Nonetheless, lethal injection’s early proponents contended that it would be humane. They declared that executions using this method could be accomplished with “no struggle, no stench, no pain.”
But in the last four decades the reality of lethal injection has not matched that promise. Between its first use and 2010, more than 7 percent of lethal injections were botched. Execution teams struggled to find usable veins for the IVs that would carry the killing drugs. Drug dosages were sometimes not correct, and at least in one case the drugs used were not prescribed in the official protocol.
In the last decade, things have only gotten worse. Because of drug shortages, death penalty states have turned to new and untested drugs and drug combinations. The rate at which lethal injections are botched has increased. Between 2010 and 2020, newspapers and independent witnesses used that term to describe roughly 8 percent of lethal injections.
In September 2020, a National Public Radio investigation corroborated these observations and found more problems. NPR found signs of pulmonary edema—fluid filling the lungs—in 84 percent of the 216 post–lethal injection autopsies it reviewed. Some autopsies revealed that inmates’ lungs filled while they continued to breathe, which would cause them to feel as if they were drowning and suffocating.

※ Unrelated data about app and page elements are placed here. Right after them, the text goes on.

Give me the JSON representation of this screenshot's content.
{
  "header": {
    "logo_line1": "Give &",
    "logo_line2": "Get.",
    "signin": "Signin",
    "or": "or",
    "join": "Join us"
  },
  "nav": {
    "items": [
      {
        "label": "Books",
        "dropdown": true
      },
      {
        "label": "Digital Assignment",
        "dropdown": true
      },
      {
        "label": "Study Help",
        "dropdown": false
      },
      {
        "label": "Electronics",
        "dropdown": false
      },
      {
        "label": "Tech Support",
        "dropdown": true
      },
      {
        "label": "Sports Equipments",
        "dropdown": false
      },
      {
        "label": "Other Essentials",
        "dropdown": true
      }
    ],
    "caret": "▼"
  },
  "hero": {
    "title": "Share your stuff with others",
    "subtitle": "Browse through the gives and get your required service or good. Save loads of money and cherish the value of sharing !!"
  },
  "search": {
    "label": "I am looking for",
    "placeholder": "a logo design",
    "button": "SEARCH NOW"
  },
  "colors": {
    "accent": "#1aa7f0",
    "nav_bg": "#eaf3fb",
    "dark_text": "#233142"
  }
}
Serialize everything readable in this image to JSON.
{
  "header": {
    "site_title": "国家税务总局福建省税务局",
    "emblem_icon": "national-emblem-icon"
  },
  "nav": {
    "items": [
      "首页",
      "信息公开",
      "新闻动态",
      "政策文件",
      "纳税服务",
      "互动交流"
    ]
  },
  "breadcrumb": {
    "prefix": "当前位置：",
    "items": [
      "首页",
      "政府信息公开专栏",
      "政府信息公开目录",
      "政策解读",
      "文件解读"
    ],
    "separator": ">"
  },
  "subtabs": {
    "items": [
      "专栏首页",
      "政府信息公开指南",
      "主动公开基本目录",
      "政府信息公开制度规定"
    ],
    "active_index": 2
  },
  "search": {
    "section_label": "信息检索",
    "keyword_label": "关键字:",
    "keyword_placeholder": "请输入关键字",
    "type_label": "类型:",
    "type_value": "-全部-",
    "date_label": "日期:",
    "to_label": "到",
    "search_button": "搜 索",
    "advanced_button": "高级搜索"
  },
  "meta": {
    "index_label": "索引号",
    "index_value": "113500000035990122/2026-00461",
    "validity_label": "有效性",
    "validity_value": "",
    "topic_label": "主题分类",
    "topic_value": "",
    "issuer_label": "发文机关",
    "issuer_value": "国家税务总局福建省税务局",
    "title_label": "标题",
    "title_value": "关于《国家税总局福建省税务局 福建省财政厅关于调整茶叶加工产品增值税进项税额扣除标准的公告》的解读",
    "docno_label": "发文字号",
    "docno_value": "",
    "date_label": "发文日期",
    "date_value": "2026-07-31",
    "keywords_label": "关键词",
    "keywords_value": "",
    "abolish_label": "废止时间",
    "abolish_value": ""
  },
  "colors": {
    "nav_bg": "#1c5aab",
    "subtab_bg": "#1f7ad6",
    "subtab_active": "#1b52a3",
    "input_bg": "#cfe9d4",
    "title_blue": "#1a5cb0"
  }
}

Oklahoma has a particularly dismal record when it comes to lethal injection, having carried out among others the gruesome botched executions of Clayton Lockett in 2014 and John Marion Grant in October of last year.
With this record, it is not surprising that Grant and Postelle would rather be shot. Unlike Gilmore, they are not doing so out of false bravado. Instead they are desperately trying to get Oklahoma to respect the Constitution’s prohibition of cruel and unusual punishment.
The history of America’s execution methods, including hanging, the electric chair, and the gas chamber, suggests that those efforts cannot and will not meet these constitutional expectations.
How we punish certainly requires solicitude for the suffering we inflict. But it is also about much more than that. How a society punishes reveals what it stands for and what it values. Whether the firing squad is less painful than lethal injection, as some contend, is only one part of the equation. Even if it were true, this country still should not want to be the kind of place where the government authorizes five people to shoot rifles at a defenseless person, strapped to a chair at close range.
The anniversary of Gilmore’s death is a good time to ponder the repeated failures of America’s execution technologies as well as all the damage that the death penalty does to all in whose name it is carried out. Executions have never made us a safer, saner, or more just society. Nor will they ever.